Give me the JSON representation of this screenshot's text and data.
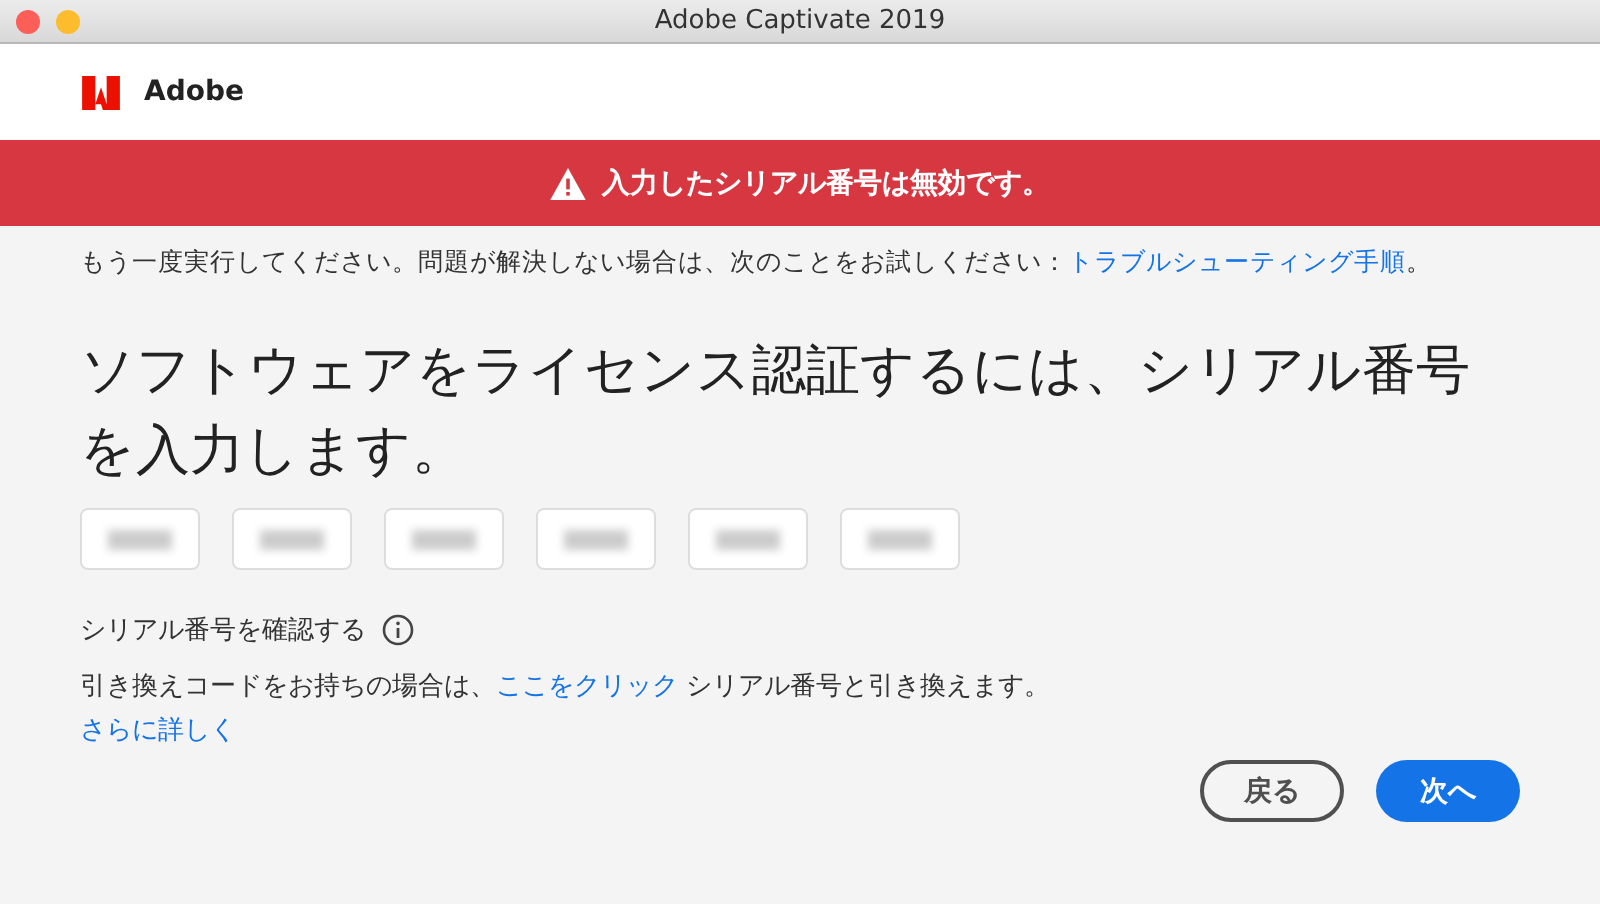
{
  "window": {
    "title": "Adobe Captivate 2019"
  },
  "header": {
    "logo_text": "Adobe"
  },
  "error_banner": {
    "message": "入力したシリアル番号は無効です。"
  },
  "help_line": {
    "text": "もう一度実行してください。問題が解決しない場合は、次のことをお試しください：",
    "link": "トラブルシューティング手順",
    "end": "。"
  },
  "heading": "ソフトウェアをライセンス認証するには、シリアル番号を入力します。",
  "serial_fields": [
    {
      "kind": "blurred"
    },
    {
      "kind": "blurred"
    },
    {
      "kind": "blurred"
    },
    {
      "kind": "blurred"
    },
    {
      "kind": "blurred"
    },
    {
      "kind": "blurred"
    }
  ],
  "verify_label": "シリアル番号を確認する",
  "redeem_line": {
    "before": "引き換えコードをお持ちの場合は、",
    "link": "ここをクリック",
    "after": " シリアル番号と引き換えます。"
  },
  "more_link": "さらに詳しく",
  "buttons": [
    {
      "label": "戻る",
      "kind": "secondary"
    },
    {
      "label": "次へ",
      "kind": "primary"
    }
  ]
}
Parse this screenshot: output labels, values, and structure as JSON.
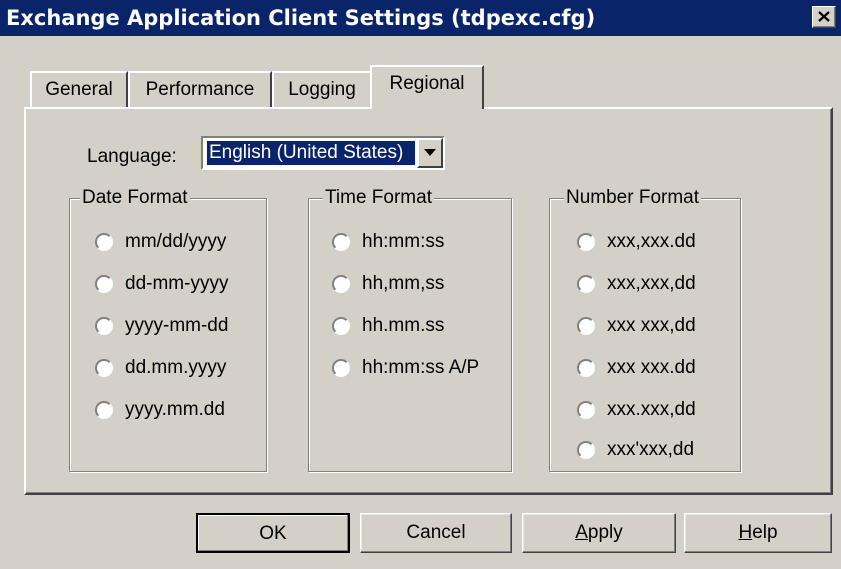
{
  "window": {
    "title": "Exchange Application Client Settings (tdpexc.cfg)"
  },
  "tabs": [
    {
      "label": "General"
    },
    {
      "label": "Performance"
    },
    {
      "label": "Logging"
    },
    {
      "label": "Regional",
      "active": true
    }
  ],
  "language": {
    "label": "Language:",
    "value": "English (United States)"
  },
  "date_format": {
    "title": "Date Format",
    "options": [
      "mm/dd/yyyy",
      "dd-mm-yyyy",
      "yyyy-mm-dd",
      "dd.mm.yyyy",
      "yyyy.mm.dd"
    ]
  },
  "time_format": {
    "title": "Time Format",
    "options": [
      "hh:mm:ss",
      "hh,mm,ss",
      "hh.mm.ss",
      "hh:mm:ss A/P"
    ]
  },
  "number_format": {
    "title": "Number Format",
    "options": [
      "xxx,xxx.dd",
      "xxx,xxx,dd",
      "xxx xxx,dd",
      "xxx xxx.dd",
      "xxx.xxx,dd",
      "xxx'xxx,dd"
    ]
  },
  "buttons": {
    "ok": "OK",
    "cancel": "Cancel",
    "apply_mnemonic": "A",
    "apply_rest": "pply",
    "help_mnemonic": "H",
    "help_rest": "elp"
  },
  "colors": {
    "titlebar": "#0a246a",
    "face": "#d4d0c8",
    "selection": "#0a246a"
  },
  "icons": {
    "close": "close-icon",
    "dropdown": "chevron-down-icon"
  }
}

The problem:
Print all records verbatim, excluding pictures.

Result for this exercise:
Give me the JSON representation of this screenshot's text and data.
{
  "window": {
    "title": "Adobe Captivate 2019"
  },
  "header": {
    "logo_text": "Adobe"
  },
  "error_banner": {
    "message": "入力したシリアル番号は無効です。"
  },
  "help_line": {
    "text": "もう一度実行してください。問題が解決しない場合は、次のことをお試しください：",
    "link": "トラブルシューティング手順",
    "end": "。"
  },
  "heading": "ソフトウェアをライセンス認証するには、シリアル番号を入力します。",
  "serial_fields": [
    {
      "kind": "blurred"
    },
    {
      "kind": "blurred"
    },
    {
      "kind": "blurred"
    },
    {
      "kind": "blurred"
    },
    {
      "kind": "blurred"
    },
    {
      "kind": "blurred"
    }
  ],
  "verify_label": "シリアル番号を確認する",
  "redeem_line": {
    "before": "引き換えコードをお持ちの場合は、",
    "link": "ここをクリック",
    "after": " シリアル番号と引き換えます。"
  },
  "more_link": "さらに詳しく",
  "buttons": [
    {
      "label": "戻る",
      "kind": "secondary"
    },
    {
      "label": "次へ",
      "kind": "primary"
    }
  ]
}
Parse this screenshot: output labels, values, and structure as JSON.
{
  "window": {
    "title": "Exchange Application Client Settings (tdpexc.cfg)"
  },
  "tabs": [
    {
      "label": "General"
    },
    {
      "label": "Performance"
    },
    {
      "label": "Logging"
    },
    {
      "label": "Regional",
      "active": true
    }
  ],
  "language": {
    "label": "Language:",
    "value": "English (United States)"
  },
  "date_format": {
    "title": "Date Format",
    "options": [
      "mm/dd/yyyy",
      "dd-mm-yyyy",
      "yyyy-mm-dd",
      "dd.mm.yyyy",
      "yyyy.mm.dd"
    ]
  },
  "time_format": {
    "title": "Time Format",
    "options": [
      "hh:mm:ss",
      "hh,mm,ss",
      "hh.mm.ss",
      "hh:mm:ss A/P"
    ]
  },
  "number_format": {
    "title": "Number Format",
    "options": [
      "xxx,xxx.dd",
      "xxx,xxx,dd",
      "xxx xxx,dd",
      "xxx xxx.dd",
      "xxx.xxx,dd",
      "xxx'xxx,dd"
    ]
  },
  "buttons": {
    "ok": "OK",
    "cancel": "Cancel",
    "apply_mnemonic": "A",
    "apply_rest": "pply",
    "help_mnemonic": "H",
    "help_rest": "elp"
  },
  "colors": {
    "titlebar": "#0a246a",
    "face": "#d4d0c8",
    "selection": "#0a246a"
  },
  "icons": {
    "close": "close-icon",
    "dropdown": "chevron-down-icon"
  }
}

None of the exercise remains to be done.